Equation

In mathematics, an equation is a statement that asserts the equality of two expressions, which are connected by the equals sign "=".[2][3][4] The word equation and its cognates in other languages may have subtly different meanings; for example, in French an équation is defined as containing one or more variables, while in English, any equality is an equation.[5]

The first use of an equals sign, equivalent to 14x + 15 = 71 in modern notation. From The Whetstone of Witte by Robert Recorde of Wales (1557).[1]

Solving an equation containing variables consists of determining which values of the variables make the equality true. The variables for which the equation has to be solved are also called unknowns, and the values of the unknowns that satisfy the equality are called solutions of the equation. There are two kinds of equations: identities and conditional equations. An identity is true for all values of the variables. A conditional equation is only true for particular values of the variables.[6][7]

An equation is written as two expressions, connected by an equals sign ("=").[3] The expressions on the two sides of the equals sign are called the "left-hand side" and "right-hand side" of the equation. Very often the right-hand side of an equation is assumed to be zero. Assuming this does not reduce the generality, as this can be realized by subtracting the right-hand side from both sides.

The most common type of equation is a polynomial equation (commonly called also an algebraic equation) in which the two sides are polynomials. The sides of a polynomial equation contain one or more terms. For example, the equation

has left-hand side , which has four terms, and right-hand side , consisting of just one term. The names of the variables suggest that x and y are unknowns, and that A, B, and C are parameters, but this is normally fixed by the context (in some contexts, y may be a parameter, or A, B, and C may be ordinary variables).

An equation is analogous to a scale into which weights are placed. When equal weights of something (e.g., grain) are placed into the two pans, the two weights cause the scale to be in balance and are said to be equal. If a quantity of grain is removed from one pan of the balance, an equal amount of grain must be removed from the other pan to keep the scale in balance. More generally, an equation remains in balance if the same operation is performed on its both sides.

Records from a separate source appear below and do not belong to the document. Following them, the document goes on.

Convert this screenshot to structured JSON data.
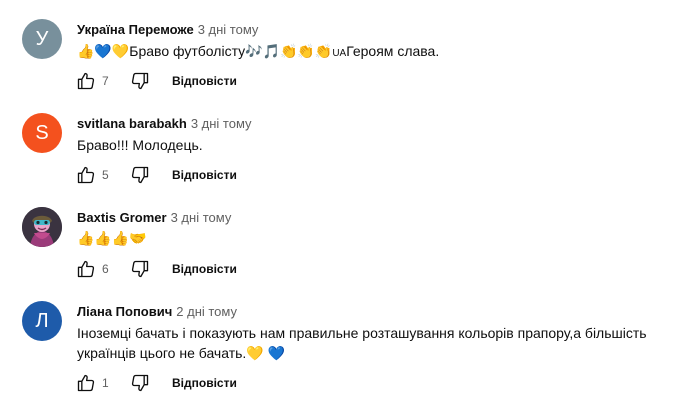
{
  "comments": [
    {
      "avatar_letter": "У",
      "avatar_color": "#78909c",
      "author": "Україна Переможе",
      "time": "3 дні тому",
      "text_parts": [
        "👍💙💛",
        "Браво футболісту",
        "🎶🎵👏👏👏",
        "UA",
        "Героям слава."
      ],
      "likes": "7",
      "reply_label": "Відповісти"
    },
    {
      "avatar_letter": "S",
      "avatar_color": "#f4511e",
      "author": "svitlana barabakh",
      "time": "3 дні тому",
      "text": "Браво!!! Молодець.",
      "likes": "5",
      "reply_label": "Відповісти"
    },
    {
      "avatar_icon": "character-avatar-icon",
      "author": "Baxtis Gromer",
      "time": "3 дні тому",
      "text": "👍👍👍🤝",
      "likes": "6",
      "reply_label": "Відповісти"
    },
    {
      "avatar_letter": "Л",
      "avatar_color": "#1e5baa",
      "author": "Ліана Попович",
      "time": "2 дні тому",
      "text": "Іноземці бачать і показують нам правильне розташування кольорів прапору,а більшість українців цього не бачать.💛 💙",
      "likes": "1",
      "reply_label": "Відповісти"
    }
  ]
}
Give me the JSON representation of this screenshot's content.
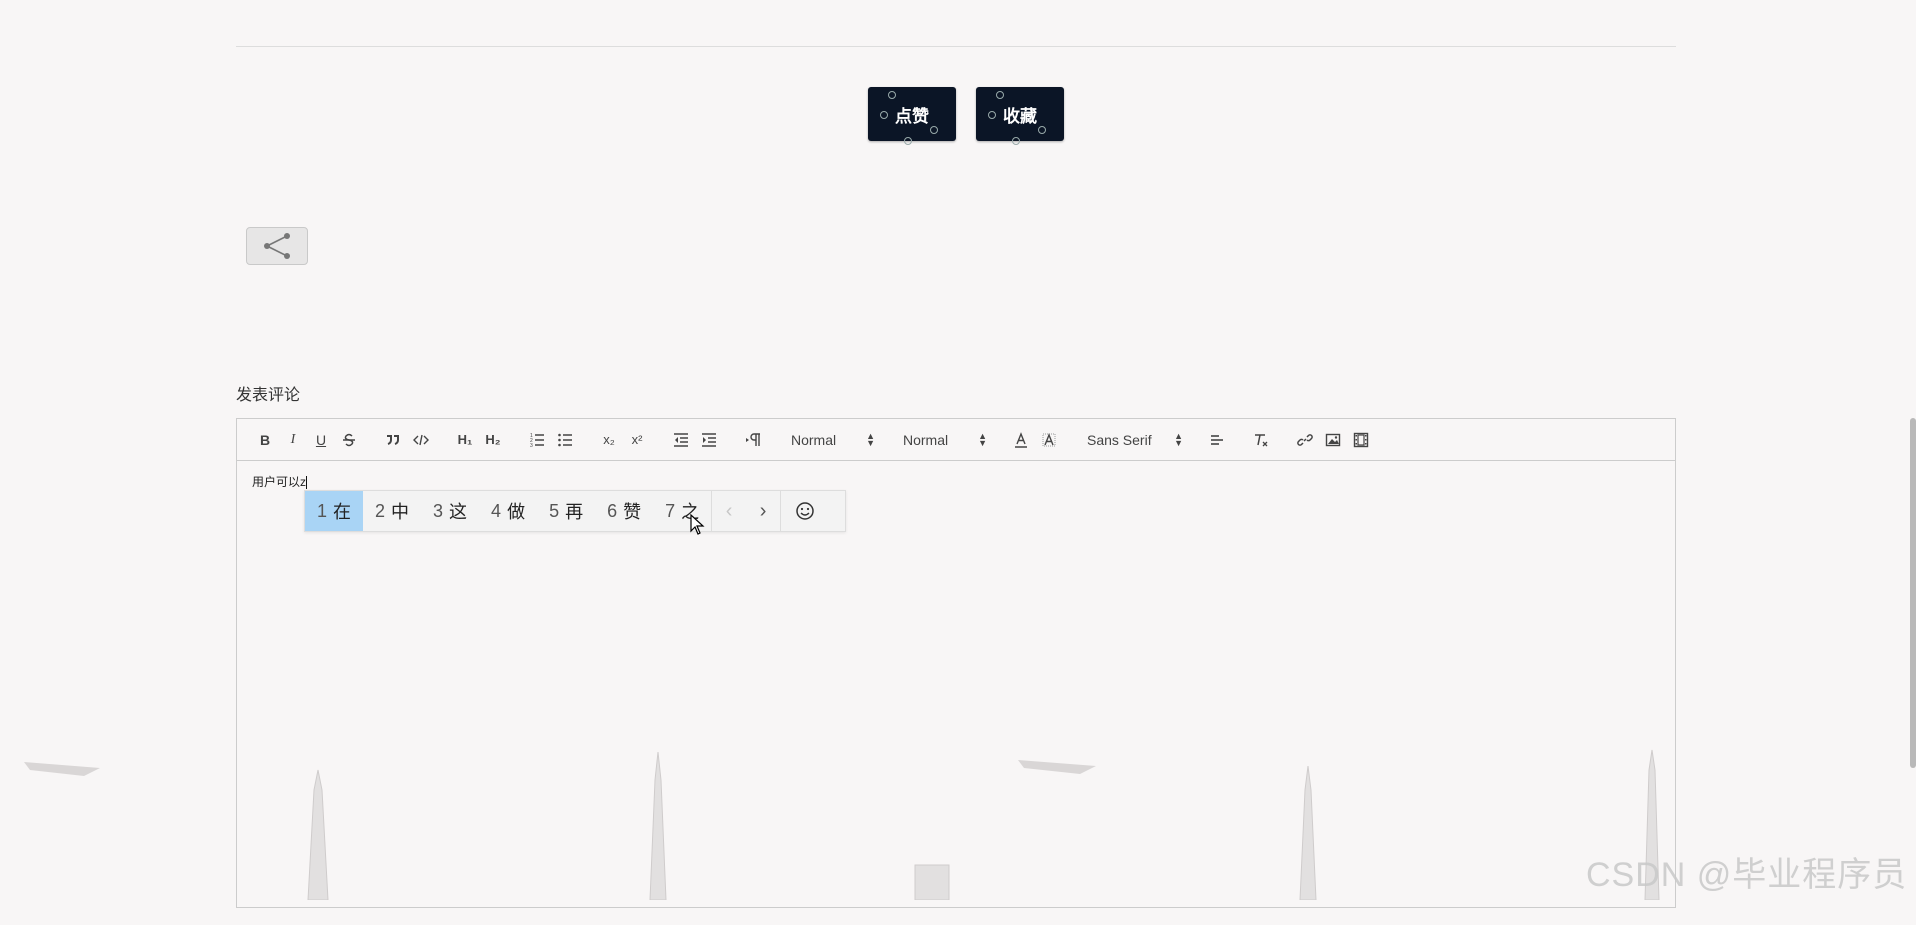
{
  "actions": {
    "like_label": "点赞",
    "favorite_label": "收藏"
  },
  "share": {
    "icon": "share-icon"
  },
  "comment": {
    "title": "发表评论"
  },
  "toolbar": {
    "header_select": "Normal",
    "size_select": "Normal",
    "font_select": "Sans Serif",
    "sub_script": "x₂",
    "super_script": "x²",
    "h1": "H₁",
    "h2": "H₂",
    "bold": "B",
    "italic": "I",
    "underline": "U"
  },
  "editor": {
    "content": "用户可以z"
  },
  "ime": {
    "candidates": [
      {
        "num": "1",
        "char": "在"
      },
      {
        "num": "2",
        "char": "中"
      },
      {
        "num": "3",
        "char": "这"
      },
      {
        "num": "4",
        "char": "做"
      },
      {
        "num": "5",
        "char": "再"
      },
      {
        "num": "6",
        "char": "赞"
      },
      {
        "num": "7",
        "char": "之"
      }
    ],
    "prev": "‹",
    "next": "›",
    "emoji": "☺"
  },
  "watermark": "CSDN @毕业程序员"
}
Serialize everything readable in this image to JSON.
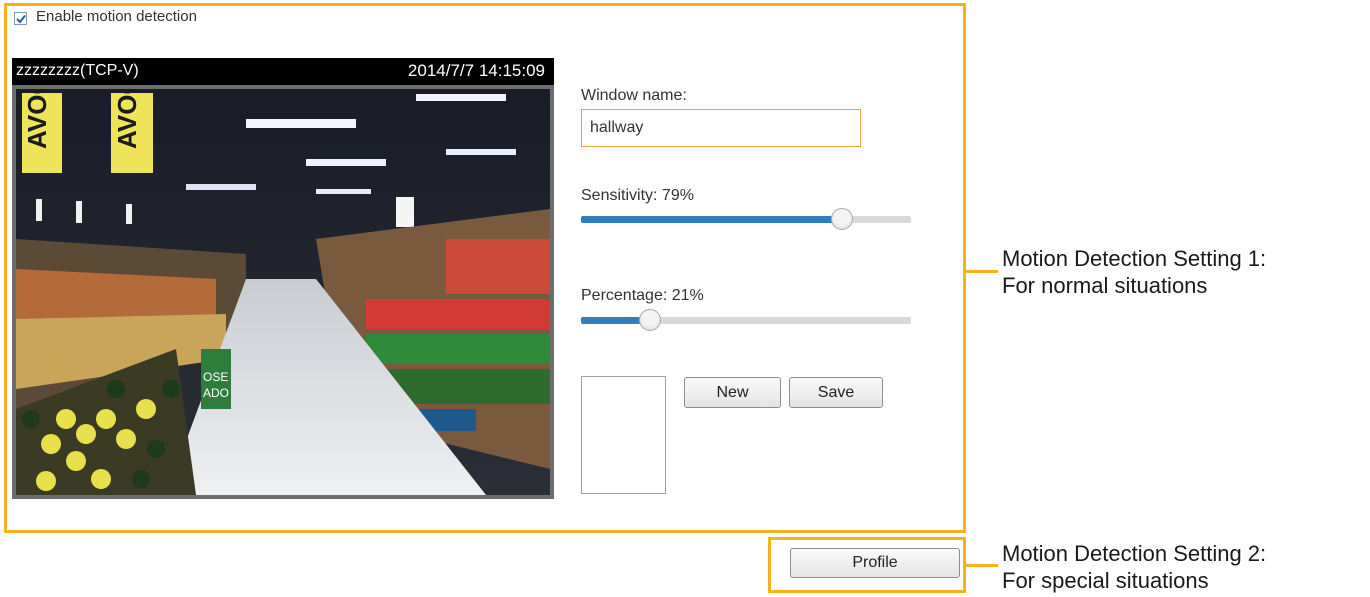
{
  "motion": {
    "enable_label": "Enable motion detection",
    "enable_checked": true
  },
  "video": {
    "name": "zzzzzzzz(TCP-V)",
    "timestamp": "2014/7/7 14:15:09"
  },
  "window": {
    "name_label": "Window name:",
    "name_value": "hallway",
    "sensitivity_label": "Sensitivity: 79%",
    "sensitivity_value": 79,
    "percentage_label": "Percentage: 21%",
    "percentage_value": 21
  },
  "buttons": {
    "new_label": "New",
    "save_label": "Save",
    "profile_label": "Profile"
  },
  "callouts": {
    "setting1_line1": "Motion Detection Setting 1:",
    "setting1_line2": "For normal situations",
    "setting2_line1": "Motion Detection Setting 2:",
    "setting2_line2": "For special situations"
  },
  "colors": {
    "highlight": "#f5b21e",
    "slider_fill": "#2d7fc1",
    "input_border": "#f0a040"
  },
  "icons": {
    "checkbox": "checkmark-icon"
  }
}
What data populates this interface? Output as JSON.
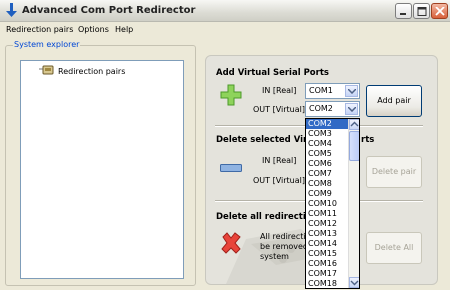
{
  "window": {
    "title": "Advanced Com Port Redirector"
  },
  "menu": [
    "Redirection pairs",
    "Options",
    "Help"
  ],
  "explorer": {
    "title": "System explorer",
    "root_label": "Redirection pairs"
  },
  "add_section": {
    "title": "Add Virtual Serial Ports",
    "in_label": "IN [Real]",
    "out_label": "OUT [Virtual]",
    "in_value": "COM1",
    "out_value": "COM2",
    "button": "Add pair"
  },
  "delete_section": {
    "title_visible_1": "Delete selected Virtu",
    "title_visible_2": "rts",
    "in_label": "IN [Real]",
    "out_label": "OUT [Virtual]",
    "button": "Delete pair"
  },
  "delete_all_section": {
    "title_visible": "Delete all redirection",
    "desc_line1": "All redirection",
    "desc_line2": "be removed",
    "desc_line3": "system",
    "button": "Delete All"
  },
  "dropdown": {
    "selected": "COM2",
    "options": [
      "COM2",
      "COM3",
      "COM4",
      "COM5",
      "COM6",
      "COM7",
      "COM8",
      "COM9",
      "COM10",
      "COM11",
      "COM12",
      "COM13",
      "COM14",
      "COM15",
      "COM16",
      "COM17",
      "COM18"
    ]
  }
}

In Cartesian geometry, equations are used to describe geometric figures. As the equations that are considered, such as implicit equations or parametric equations, have infinitely many solutions, the objective is now different: instead of giving the solutions explicitly or counting them, which is impossible, one uses equations for studying properties of figures. This is the starting idea of algebraic geometry, an important area of mathematics.

Algebra studies two main families of equations: polynomial equations and, among them, the special case of linear equations. When there is only one variable, polynomial equations have the form P(x) = 0, where P is a polynomial, and linear equations have the form ax + b = 0, where a and b are parameters. To solve equations from either family, one uses algorithmic or geometric techniques that originate from linear algebra or mathematical analysis. Algebra also studies Diophantine equations where the coefficients and solutions are integers. The techniques used are different and come from number theory. These equations are difficult in general; one often searches just to find the existence or absence of a solution, and, if they exist, to count the number of solutions.

Differential equations are equations that involve one or more functions and their derivatives. They are solved by finding an expression for the function that does not involve derivatives. Differential equations are used to model processes that involve the rates of change of the variable, and are used in areas such as physics, chemistry, biology, and economics.

The "=" symbol, which appears in every equation, was invented in 1557 by Robert Recorde, who considered that nothing could be more equal than parallel straight lines with the same length.[1]